EXERCISE INSTRUCTIONS :: Each line of the listing that includes "label" should be reported.

[Start of section]

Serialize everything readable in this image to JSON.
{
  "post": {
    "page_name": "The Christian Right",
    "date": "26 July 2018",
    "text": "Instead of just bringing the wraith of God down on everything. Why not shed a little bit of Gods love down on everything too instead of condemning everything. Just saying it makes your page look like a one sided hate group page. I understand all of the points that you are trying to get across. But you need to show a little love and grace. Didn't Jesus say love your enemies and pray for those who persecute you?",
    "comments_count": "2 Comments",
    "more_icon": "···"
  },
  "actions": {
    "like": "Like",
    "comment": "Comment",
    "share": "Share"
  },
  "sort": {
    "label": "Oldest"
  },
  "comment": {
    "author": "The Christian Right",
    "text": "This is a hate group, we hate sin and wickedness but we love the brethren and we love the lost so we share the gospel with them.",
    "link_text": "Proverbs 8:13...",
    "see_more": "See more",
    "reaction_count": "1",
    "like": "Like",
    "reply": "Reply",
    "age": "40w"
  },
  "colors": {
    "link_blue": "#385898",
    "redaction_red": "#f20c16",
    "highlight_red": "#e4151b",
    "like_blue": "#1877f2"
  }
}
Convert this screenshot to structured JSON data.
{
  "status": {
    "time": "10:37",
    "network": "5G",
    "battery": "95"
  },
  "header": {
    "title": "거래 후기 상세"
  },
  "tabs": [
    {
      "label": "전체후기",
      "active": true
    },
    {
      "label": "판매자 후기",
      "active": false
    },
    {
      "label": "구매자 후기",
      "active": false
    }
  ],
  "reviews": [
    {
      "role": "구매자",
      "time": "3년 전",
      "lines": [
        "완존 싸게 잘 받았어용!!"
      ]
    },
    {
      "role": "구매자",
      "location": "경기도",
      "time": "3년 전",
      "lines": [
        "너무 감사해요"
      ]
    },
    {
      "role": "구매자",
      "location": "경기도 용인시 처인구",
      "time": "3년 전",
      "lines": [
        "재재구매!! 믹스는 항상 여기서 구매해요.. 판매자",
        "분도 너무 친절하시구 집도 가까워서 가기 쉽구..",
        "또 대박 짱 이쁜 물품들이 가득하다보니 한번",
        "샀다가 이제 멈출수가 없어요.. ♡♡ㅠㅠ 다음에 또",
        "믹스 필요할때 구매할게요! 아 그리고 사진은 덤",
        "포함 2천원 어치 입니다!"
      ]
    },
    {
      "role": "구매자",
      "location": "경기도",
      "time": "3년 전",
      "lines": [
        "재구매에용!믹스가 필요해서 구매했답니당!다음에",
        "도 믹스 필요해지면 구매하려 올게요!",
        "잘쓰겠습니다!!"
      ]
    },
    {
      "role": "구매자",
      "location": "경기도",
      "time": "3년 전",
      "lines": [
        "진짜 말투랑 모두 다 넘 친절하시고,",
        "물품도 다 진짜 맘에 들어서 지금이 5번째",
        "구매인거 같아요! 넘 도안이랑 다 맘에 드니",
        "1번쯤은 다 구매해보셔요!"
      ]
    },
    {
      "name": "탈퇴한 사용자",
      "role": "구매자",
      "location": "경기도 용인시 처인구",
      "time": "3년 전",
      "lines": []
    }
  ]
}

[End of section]

WRITTEN SOLUTION ::
    "label": "Oldest"
      "label": "전체후기",
      "label": "판매자 후기",
      "label": "구매자 후기",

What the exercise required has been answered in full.